[Start of section]

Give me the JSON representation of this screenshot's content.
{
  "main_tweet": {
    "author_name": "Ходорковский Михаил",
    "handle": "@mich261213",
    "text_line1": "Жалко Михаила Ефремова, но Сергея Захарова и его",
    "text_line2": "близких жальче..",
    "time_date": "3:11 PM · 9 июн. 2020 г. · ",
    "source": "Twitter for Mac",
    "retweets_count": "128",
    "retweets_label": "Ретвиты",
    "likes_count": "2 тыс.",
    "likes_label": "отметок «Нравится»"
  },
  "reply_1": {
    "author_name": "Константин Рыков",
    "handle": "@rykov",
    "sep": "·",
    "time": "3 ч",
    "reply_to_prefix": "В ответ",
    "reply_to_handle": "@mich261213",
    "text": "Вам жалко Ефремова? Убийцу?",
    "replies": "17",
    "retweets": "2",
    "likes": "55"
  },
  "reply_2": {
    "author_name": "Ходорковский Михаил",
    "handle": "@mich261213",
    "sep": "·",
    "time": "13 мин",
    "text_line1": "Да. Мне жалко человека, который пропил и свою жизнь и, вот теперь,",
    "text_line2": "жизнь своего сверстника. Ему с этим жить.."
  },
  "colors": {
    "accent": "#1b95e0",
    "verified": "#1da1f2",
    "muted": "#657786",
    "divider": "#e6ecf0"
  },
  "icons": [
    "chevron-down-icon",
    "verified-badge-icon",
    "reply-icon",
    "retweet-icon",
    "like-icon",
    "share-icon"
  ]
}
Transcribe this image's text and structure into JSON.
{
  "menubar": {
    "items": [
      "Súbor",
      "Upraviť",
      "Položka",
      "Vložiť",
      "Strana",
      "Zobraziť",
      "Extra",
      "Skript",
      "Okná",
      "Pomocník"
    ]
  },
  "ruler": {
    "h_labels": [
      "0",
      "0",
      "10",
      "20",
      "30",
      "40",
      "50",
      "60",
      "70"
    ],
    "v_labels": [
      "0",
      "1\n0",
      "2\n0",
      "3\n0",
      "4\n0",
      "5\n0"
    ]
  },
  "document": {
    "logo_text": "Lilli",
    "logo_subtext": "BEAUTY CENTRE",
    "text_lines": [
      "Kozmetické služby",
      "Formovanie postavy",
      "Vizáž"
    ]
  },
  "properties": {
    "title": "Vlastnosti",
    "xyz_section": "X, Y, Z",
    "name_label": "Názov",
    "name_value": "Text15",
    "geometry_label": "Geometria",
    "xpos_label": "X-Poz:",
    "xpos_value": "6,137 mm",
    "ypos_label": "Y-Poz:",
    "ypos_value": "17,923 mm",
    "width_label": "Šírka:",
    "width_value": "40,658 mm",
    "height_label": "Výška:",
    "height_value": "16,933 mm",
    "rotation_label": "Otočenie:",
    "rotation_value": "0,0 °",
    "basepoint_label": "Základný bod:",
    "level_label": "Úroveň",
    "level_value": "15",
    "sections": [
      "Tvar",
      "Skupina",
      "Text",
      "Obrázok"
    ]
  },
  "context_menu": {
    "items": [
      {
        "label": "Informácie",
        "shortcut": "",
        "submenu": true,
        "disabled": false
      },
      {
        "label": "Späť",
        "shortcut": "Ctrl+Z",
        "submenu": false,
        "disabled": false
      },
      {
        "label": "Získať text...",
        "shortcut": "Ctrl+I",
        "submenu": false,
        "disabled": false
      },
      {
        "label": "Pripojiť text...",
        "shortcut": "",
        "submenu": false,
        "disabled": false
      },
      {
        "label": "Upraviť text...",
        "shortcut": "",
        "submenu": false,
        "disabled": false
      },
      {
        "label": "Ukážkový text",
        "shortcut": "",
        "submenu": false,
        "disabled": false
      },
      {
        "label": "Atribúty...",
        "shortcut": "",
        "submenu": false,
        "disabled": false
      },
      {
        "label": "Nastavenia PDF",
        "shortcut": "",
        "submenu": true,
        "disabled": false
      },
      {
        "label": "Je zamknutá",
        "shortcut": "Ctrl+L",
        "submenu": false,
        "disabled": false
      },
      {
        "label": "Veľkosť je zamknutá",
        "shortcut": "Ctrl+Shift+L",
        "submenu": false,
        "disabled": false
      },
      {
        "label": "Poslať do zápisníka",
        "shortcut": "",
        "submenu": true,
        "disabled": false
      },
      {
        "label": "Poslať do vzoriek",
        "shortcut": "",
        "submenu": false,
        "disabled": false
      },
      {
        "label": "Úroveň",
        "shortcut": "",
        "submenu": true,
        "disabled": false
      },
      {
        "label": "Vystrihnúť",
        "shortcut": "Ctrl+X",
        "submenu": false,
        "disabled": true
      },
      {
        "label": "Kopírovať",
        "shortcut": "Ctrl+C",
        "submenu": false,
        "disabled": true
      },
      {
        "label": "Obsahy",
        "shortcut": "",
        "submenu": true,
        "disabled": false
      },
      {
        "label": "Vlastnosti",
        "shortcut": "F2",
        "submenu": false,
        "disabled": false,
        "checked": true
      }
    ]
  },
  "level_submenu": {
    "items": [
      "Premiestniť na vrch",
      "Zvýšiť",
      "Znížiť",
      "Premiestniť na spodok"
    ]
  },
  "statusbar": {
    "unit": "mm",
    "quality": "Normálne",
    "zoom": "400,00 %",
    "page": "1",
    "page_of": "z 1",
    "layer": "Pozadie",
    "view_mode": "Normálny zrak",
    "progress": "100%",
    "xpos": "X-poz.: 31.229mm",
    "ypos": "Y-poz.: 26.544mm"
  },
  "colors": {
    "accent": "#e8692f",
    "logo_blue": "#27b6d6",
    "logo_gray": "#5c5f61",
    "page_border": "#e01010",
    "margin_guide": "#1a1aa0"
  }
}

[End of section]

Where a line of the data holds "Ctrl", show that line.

        "shortcut": "Ctrl+Z",
        "shortcut": "Ctrl+I",
        "shortcut": "Ctrl+L",
        "shortcut": "Ctrl+Shift+L",
        "shortcut": "Ctrl+X",
        "shortcut": "Ctrl+C",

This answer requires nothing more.